**EXERCISE**
Scan the listing below for the word "Ward" and copy every line where it occurs.

**INFORMATION**
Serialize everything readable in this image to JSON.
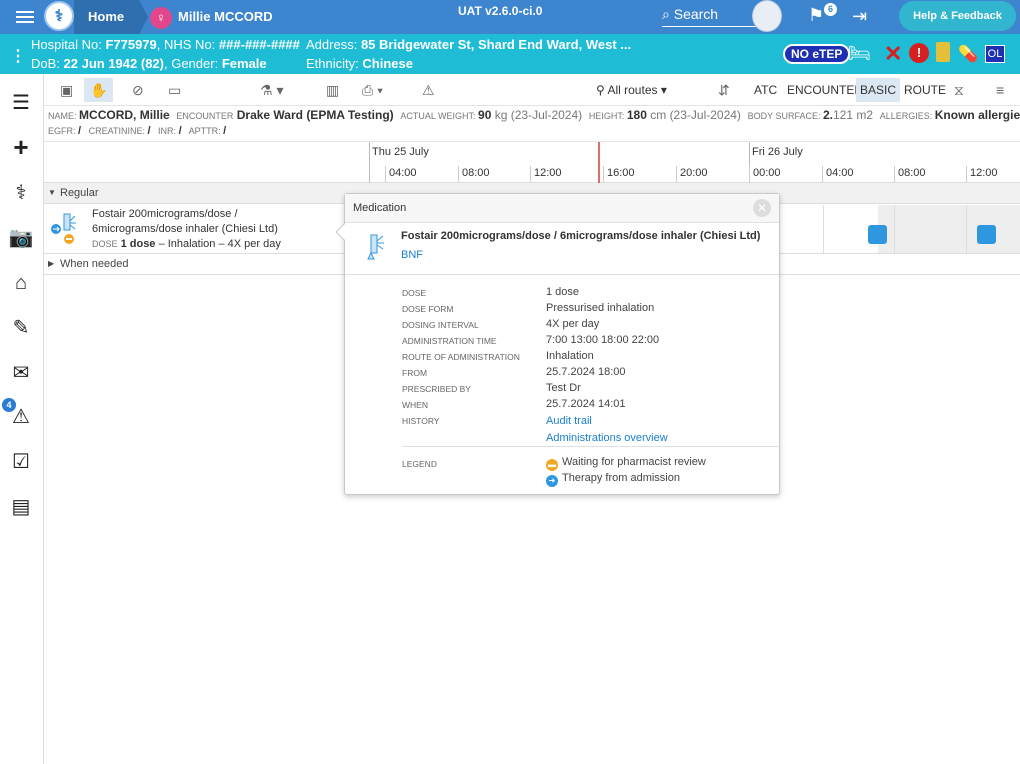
{
  "topbar": {
    "home": "Home",
    "patient_name": "Millie MCCORD",
    "version": "UAT v2.6.0-ci.0",
    "search": "Search",
    "flag_count": "6",
    "help": "Help & Feedback"
  },
  "patient_banner": {
    "hospital_no_label": "Hospital No:",
    "hospital_no": "F775979",
    "nhs_no_label": "NHS No:",
    "nhs_no": "###-###-####",
    "dob_label": "DoB:",
    "dob": "22 Jun 1942 (82)",
    "gender_label": "Gender:",
    "gender": "Female",
    "address_label": "Address:",
    "address": "85 Bridgewater St, Shard End Ward, West ...",
    "ethnicity_label": "Ethnicity:",
    "ethnicity": "Chinese",
    "no_etep": "NO eTEP",
    "ol": "OL"
  },
  "sidebar": {
    "badge": "4"
  },
  "toolbar": {
    "routes": "All routes",
    "atc": "ATC",
    "encounter": "ENCOUNTER",
    "basic": "BASIC",
    "route": "ROUTE"
  },
  "patient_info": {
    "name_label": "NAME",
    "name": "MCCORD, Millie",
    "encounter_label": "ENCOUNTER",
    "encounter": "Drake Ward (EPMA Testing)",
    "weight_label": "ACTUAL WEIGHT",
    "weight_value": "90",
    "weight_unit": "kg",
    "weight_date": "(23-Jul-2024)",
    "height_label": "HEIGHT",
    "height_value": "180",
    "height_unit": "cm",
    "height_date": "(23-Jul-2024)",
    "bsa_label": "BODY SURFACE",
    "bsa_value": "2.",
    "bsa_value2": "121",
    "bsa_unit": "m2",
    "allergies_label": "ALLERGIES",
    "allergies": "Known allergies",
    "egfr_label": "EGFR",
    "egfr": "/",
    "creat_label": "CREATININE",
    "creat": "/",
    "inr_label": "INR",
    "inr": "/",
    "aptt_label": "APTTR",
    "aptt": "/"
  },
  "timeline": {
    "day1": "Thu 25 July",
    "day2": "Fri 26 July",
    "hours": [
      "04:00",
      "08:00",
      "12:00",
      "16:00",
      "20:00",
      "00:00",
      "04:00",
      "08:00",
      "12:00"
    ]
  },
  "groups": {
    "regular": "Regular",
    "when_needed": "When needed"
  },
  "medication": {
    "name_line1": "Fostair 200micrograms/dose /",
    "name_line2": "6micrograms/dose inhaler (Chiesi Ltd)",
    "dose_label": "DOSE",
    "dose": "1 dose",
    "sep": "–",
    "route_freq": "Inhalation – 4X per day"
  },
  "popup": {
    "header": "Medication",
    "title": "Fostair 200micrograms/dose / 6micrograms/dose inhaler (Chiesi Ltd)",
    "bnf": "BNF",
    "rows": [
      {
        "label": "DOSE",
        "value": "1 dose"
      },
      {
        "label": "DOSE FORM",
        "value": "Pressurised inhalation"
      },
      {
        "label": "DOSING INTERVAL",
        "value": "4X per day"
      },
      {
        "label": "ADMINISTRATION TIME",
        "value": "7:00 13:00 18:00 22:00"
      },
      {
        "label": "ROUTE OF ADMINISTRATION",
        "value": "Inhalation"
      },
      {
        "label": "FROM",
        "value": "25.7.2024 18:00"
      },
      {
        "label": "PRESCRIBED BY",
        "value": "Test Dr"
      },
      {
        "label": "WHEN",
        "value": "25.7.2024 14:01"
      },
      {
        "label": "HISTORY",
        "value": "Audit trail"
      }
    ],
    "admin_overview": "Administrations overview",
    "legend_label": "LEGEND",
    "legend1": "Waiting for pharmacist review",
    "legend2": "Therapy from admission"
  },
  "colors": {
    "topbar": "#3d86cf",
    "patient_banner": "#1fbcd5",
    "dose_marker": "#2f97e0",
    "now_line": "#e06b6b"
  }
}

**ANSWER TO THIS EXERCISE**
    "address": "85 Bridgewater St, Shard End Ward, West ...",
    "encounter": "Drake Ward (EPMA Testing)",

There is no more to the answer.